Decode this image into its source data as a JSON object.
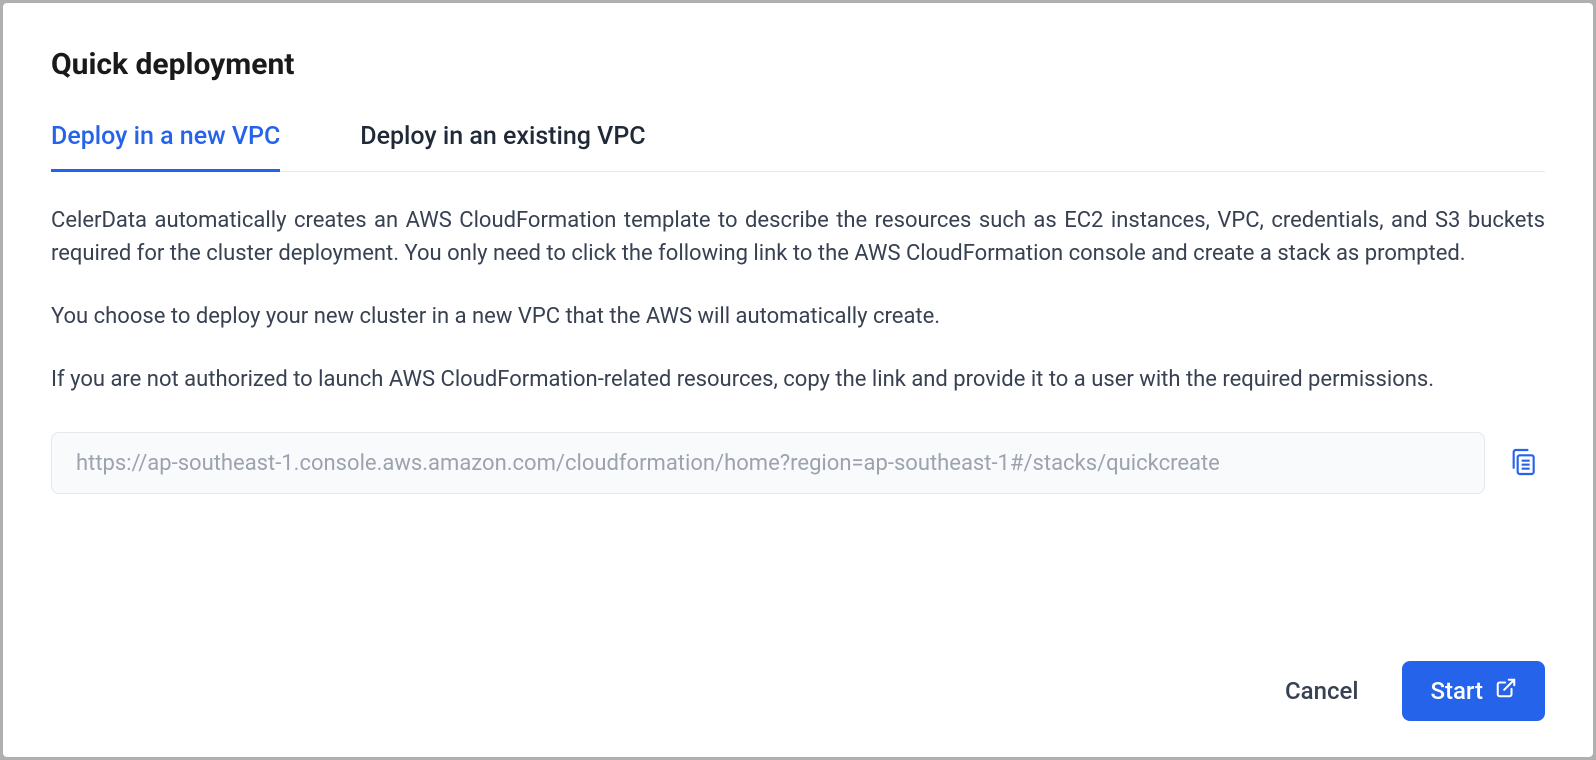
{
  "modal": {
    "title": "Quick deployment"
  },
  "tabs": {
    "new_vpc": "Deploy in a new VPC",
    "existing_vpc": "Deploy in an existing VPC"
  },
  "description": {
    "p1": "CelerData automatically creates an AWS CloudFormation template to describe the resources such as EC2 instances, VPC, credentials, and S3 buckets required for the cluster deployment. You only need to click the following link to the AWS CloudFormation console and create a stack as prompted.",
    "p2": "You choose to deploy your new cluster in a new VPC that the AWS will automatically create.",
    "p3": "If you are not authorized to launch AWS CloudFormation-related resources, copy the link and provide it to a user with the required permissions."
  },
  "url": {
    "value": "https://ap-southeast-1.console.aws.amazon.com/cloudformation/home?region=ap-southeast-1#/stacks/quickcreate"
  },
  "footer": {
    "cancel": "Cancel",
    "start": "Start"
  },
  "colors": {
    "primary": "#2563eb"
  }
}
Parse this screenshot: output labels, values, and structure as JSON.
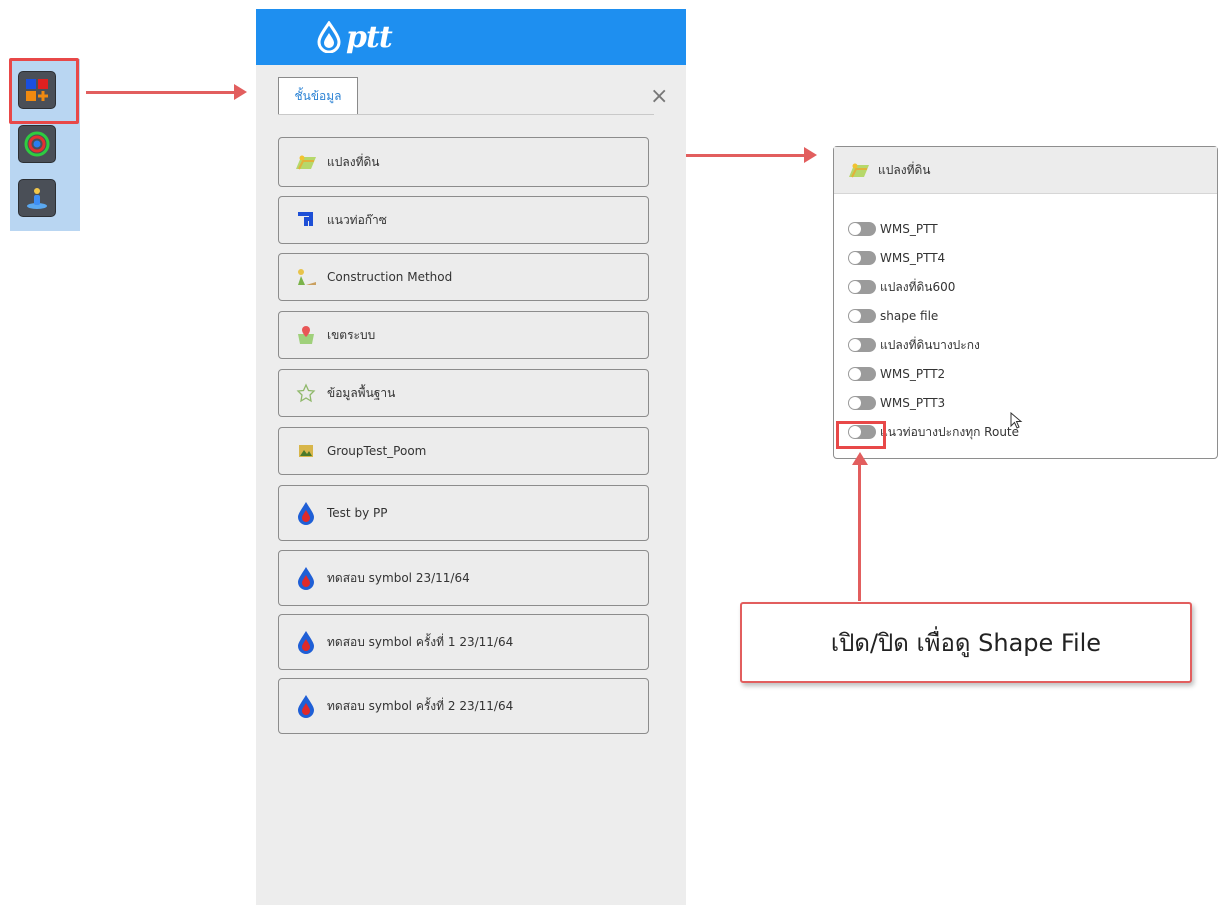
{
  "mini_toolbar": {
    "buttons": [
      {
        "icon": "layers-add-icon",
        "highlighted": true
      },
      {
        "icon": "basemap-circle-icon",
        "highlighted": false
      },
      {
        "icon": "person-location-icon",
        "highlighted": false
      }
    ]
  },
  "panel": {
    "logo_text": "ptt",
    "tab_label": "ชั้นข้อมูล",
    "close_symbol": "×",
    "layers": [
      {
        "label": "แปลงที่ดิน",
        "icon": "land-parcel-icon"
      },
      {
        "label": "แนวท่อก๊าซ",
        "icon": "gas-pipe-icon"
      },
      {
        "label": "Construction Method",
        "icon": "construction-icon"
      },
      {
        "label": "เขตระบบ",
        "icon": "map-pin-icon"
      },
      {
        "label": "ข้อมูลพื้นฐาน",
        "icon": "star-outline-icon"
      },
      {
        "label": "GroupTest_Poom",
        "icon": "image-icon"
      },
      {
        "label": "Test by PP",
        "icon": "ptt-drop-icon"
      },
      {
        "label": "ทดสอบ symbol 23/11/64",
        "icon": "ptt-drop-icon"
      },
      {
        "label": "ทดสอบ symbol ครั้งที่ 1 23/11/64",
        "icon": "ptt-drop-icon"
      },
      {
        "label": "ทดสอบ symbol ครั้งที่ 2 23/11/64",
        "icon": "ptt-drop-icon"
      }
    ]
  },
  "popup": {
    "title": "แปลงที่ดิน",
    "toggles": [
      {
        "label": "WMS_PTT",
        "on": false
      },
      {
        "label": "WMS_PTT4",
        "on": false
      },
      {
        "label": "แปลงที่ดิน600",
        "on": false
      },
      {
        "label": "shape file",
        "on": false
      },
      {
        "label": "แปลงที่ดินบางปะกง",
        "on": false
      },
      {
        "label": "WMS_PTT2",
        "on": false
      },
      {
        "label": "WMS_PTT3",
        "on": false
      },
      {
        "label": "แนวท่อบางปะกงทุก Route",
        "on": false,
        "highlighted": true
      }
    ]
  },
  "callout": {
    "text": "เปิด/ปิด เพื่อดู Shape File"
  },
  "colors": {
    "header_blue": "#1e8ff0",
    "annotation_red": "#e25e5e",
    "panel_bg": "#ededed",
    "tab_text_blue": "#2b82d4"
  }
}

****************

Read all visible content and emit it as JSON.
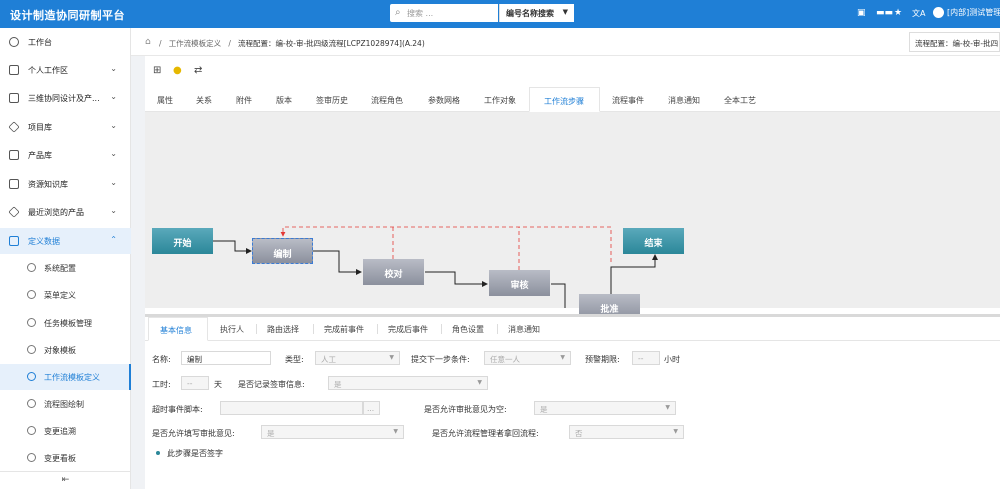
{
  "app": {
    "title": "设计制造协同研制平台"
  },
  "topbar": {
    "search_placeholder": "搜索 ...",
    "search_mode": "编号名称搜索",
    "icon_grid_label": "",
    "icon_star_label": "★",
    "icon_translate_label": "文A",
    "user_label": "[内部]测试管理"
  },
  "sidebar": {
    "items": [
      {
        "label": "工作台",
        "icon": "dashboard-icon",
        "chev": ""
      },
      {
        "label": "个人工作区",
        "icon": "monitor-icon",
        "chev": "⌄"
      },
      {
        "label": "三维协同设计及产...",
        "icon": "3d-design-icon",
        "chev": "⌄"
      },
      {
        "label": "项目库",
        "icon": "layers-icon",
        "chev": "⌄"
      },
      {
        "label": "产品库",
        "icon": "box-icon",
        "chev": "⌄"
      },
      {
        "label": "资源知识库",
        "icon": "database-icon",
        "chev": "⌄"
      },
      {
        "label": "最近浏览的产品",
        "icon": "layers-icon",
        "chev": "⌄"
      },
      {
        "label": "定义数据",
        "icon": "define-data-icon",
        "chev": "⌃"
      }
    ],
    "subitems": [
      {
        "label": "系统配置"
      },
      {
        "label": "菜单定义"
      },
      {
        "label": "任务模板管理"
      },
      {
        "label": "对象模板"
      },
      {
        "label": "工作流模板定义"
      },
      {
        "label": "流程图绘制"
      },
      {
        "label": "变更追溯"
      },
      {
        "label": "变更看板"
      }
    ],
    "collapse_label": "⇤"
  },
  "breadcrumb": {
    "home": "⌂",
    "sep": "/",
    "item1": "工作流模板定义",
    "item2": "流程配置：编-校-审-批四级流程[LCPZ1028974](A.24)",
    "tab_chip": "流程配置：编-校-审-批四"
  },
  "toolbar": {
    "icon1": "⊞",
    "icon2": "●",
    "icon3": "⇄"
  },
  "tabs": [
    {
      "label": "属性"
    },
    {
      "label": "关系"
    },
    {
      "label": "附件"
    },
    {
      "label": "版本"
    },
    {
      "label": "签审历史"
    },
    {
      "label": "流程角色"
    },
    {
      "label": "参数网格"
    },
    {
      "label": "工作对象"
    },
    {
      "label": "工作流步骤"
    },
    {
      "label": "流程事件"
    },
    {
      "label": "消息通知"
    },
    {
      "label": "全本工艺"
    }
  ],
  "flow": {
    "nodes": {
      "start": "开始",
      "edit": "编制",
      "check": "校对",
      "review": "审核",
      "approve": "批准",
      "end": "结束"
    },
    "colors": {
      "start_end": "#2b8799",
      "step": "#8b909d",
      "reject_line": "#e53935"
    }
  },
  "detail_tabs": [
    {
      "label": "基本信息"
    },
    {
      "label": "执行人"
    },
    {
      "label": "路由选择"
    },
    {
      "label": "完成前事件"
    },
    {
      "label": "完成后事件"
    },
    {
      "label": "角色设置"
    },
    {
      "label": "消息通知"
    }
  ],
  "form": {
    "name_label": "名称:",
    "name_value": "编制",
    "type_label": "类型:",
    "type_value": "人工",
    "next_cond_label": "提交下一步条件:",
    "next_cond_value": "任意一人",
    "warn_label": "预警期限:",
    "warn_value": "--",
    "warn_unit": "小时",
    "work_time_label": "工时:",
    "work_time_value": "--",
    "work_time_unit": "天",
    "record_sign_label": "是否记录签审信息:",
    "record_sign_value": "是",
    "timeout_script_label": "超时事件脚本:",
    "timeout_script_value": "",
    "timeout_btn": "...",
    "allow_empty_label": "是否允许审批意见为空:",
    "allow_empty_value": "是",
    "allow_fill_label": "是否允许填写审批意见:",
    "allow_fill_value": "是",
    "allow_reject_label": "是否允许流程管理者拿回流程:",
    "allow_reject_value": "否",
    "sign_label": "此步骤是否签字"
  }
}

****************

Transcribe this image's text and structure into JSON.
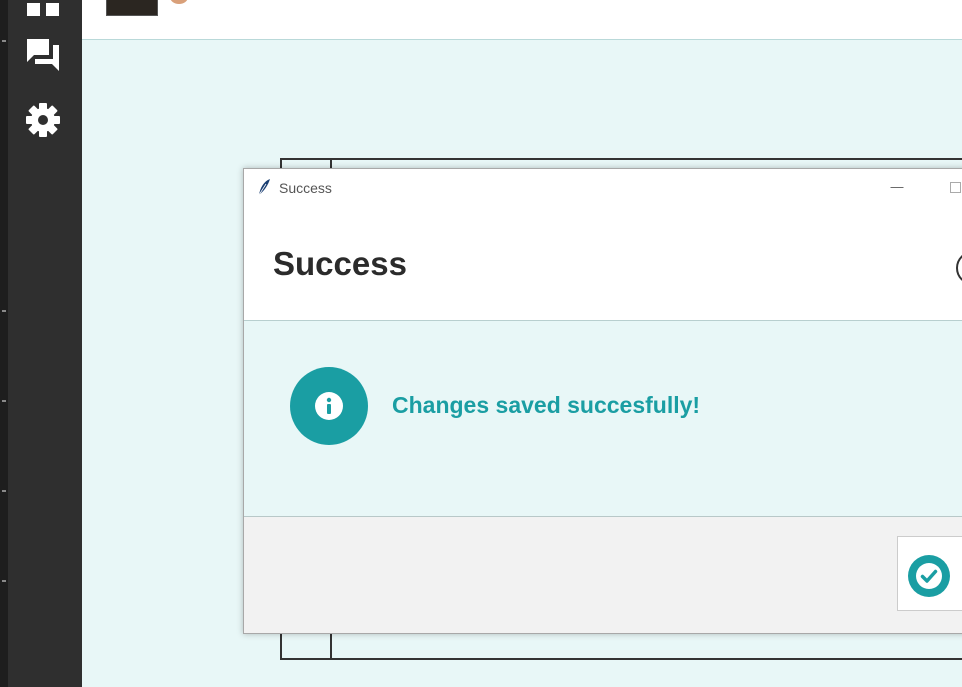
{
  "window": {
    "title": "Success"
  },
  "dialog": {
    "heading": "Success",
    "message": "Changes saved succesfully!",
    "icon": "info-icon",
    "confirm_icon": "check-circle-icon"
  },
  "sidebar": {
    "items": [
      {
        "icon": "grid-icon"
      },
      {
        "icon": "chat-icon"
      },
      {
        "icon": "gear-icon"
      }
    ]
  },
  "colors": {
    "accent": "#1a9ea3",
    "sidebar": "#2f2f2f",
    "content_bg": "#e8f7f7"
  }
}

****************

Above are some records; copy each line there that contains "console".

    "p1": "CelerData automatically creates an AWS CloudFormation template to describe the resources such as EC2 instances, VPC, credentials, and S3 buckets required for the cluster deployment. You only need to click the following link to the AWS CloudFormation console and create a stack as prompted.",
    "value": "https://ap-southeast-1.console.aws.amazon.com/cloudformation/home?region=ap-southeast-1#/stacks/quickcreate"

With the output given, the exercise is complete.